Suppression of filament defects in embedded 3D printing
Leanne Friedrich, Ross Gunther, Jonathan Seppala
Embedded 3D printing enables the manufacture of soft, intricate structures. In the technique, a nozzle is embedded into a viscoelastic support bath and extrudes filaments or droplets. While embedded 3D printing expands the printable materials space to low-viscosity fluids, it also presents new challenges. Filament cross-sections can be tall and narrow, have sharp edges, and have rough surfaces. Filaments can also rupture or contract due to capillarity, harming print fidelity. Through digital image analysis of in-situ videos of the printing process and images of filaments just after printing, we probe the effects of ink and support rheology, print speeds, and surface tension on defects in individual filaments.
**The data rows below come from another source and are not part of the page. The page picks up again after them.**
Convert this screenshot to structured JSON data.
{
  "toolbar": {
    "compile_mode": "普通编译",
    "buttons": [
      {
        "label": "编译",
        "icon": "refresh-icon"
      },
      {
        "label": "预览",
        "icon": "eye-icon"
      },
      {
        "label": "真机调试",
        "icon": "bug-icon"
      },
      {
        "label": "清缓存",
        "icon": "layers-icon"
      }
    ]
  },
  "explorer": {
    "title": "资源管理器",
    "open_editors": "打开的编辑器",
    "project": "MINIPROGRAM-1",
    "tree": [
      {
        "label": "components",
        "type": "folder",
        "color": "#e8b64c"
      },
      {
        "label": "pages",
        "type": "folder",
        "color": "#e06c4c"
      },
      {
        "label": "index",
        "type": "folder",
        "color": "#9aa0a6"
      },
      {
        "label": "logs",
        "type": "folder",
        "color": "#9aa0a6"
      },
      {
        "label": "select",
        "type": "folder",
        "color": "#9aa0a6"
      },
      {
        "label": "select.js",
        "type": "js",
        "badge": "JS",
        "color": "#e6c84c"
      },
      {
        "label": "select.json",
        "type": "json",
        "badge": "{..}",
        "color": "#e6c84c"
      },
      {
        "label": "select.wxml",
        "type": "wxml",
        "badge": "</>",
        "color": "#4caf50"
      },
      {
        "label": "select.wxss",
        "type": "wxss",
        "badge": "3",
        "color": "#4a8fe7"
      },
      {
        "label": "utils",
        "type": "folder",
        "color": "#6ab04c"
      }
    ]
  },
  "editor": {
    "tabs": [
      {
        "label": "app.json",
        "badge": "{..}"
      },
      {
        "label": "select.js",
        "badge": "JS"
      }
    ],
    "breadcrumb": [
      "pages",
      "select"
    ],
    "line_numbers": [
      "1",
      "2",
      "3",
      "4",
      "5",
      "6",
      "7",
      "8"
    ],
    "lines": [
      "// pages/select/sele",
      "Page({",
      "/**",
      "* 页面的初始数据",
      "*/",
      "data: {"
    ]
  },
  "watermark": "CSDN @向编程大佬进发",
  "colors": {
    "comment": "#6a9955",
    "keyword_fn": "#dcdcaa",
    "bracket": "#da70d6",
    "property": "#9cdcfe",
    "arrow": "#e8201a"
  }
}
Using model materials, we determine that if both the ink and support are water-based, the local viscosity ratio near the nozzle controls the filament shape. If the ink is slightly more viscous than the support, a round, smooth filament is produced. If the ink is oil-based and the support is water-based, the capillary number, or the product of the ink velocity and support viscosity divided by the surface tension, controls the filament shape. To suppress contraction and rupture, the capillary number should be high, even though this leads to trade-offs in roughness and roundness. Still, inks at non-zero surface tension can be advantageous, since they lead to much rounder and smoother filaments than inks at zero surface tension with equivalent viscosity ratios.
, Gunther, R.
and Seppala, J.
Suppression of filament defects in embedded 3D printing, ACS Applied Materials and Interfaces, [online], https://doi.org/10.1021/acsami.2c08047, https://tsapps.nist.gov/publication/get_pdf.cfm?pub_id=934434
(Accessed September 28, 2023)